**Task details**
Without any pictures, copy the records below once more, exactly as they are.

Segment Start: Extracted data

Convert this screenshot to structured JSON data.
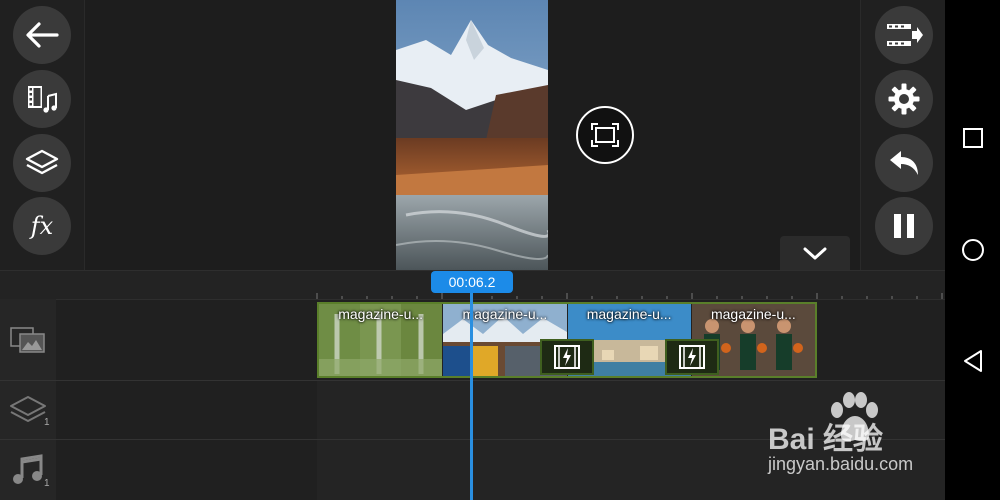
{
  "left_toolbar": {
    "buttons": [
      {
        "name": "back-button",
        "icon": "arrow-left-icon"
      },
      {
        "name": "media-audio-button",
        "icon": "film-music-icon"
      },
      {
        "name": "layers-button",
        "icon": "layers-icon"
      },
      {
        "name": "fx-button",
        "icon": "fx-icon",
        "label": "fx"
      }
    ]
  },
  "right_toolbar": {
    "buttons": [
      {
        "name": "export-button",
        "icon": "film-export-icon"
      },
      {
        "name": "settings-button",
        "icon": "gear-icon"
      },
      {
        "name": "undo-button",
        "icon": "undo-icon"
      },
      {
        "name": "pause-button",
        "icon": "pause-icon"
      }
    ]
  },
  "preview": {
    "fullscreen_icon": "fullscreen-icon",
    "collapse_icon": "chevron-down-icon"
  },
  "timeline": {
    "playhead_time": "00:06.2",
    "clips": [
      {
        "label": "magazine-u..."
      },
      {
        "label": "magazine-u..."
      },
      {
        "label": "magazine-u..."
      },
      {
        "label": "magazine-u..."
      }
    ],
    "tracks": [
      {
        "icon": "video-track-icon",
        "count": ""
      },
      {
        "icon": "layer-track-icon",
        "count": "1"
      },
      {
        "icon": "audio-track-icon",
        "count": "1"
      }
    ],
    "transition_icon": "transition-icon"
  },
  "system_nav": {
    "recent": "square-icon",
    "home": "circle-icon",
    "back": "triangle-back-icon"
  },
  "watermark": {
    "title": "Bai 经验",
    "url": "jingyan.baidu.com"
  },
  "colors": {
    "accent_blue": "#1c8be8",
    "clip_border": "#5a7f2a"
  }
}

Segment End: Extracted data

**Completed task**
Convert this screenshot to structured JSON data.
{
  "left_toolbar": {
    "buttons": [
      {
        "name": "back-button",
        "icon": "arrow-left-icon"
      },
      {
        "name": "media-audio-button",
        "icon": "film-music-icon"
      },
      {
        "name": "layers-button",
        "icon": "layers-icon"
      },
      {
        "name": "fx-button",
        "icon": "fx-icon",
        "label": "fx"
      }
    ]
  },
  "right_toolbar": {
    "buttons": [
      {
        "name": "export-button",
        "icon": "film-export-icon"
      },
      {
        "name": "settings-button",
        "icon": "gear-icon"
      },
      {
        "name": "undo-button",
        "icon": "undo-icon"
      },
      {
        "name": "pause-button",
        "icon": "pause-icon"
      }
    ]
  },
  "preview": {
    "fullscreen_icon": "fullscreen-icon",
    "collapse_icon": "chevron-down-icon"
  },
  "timeline": {
    "playhead_time": "00:06.2",
    "clips": [
      {
        "label": "magazine-u..."
      },
      {
        "label": "magazine-u..."
      },
      {
        "label": "magazine-u..."
      },
      {
        "label": "magazine-u..."
      }
    ],
    "tracks": [
      {
        "icon": "video-track-icon",
        "count": ""
      },
      {
        "icon": "layer-track-icon",
        "count": "1"
      },
      {
        "icon": "audio-track-icon",
        "count": "1"
      }
    ],
    "transition_icon": "transition-icon"
  },
  "system_nav": {
    "recent": "square-icon",
    "home": "circle-icon",
    "back": "triangle-back-icon"
  },
  "watermark": {
    "title": "Bai 经验",
    "url": "jingyan.baidu.com"
  },
  "colors": {
    "accent_blue": "#1c8be8",
    "clip_border": "#5a7f2a"
  }
}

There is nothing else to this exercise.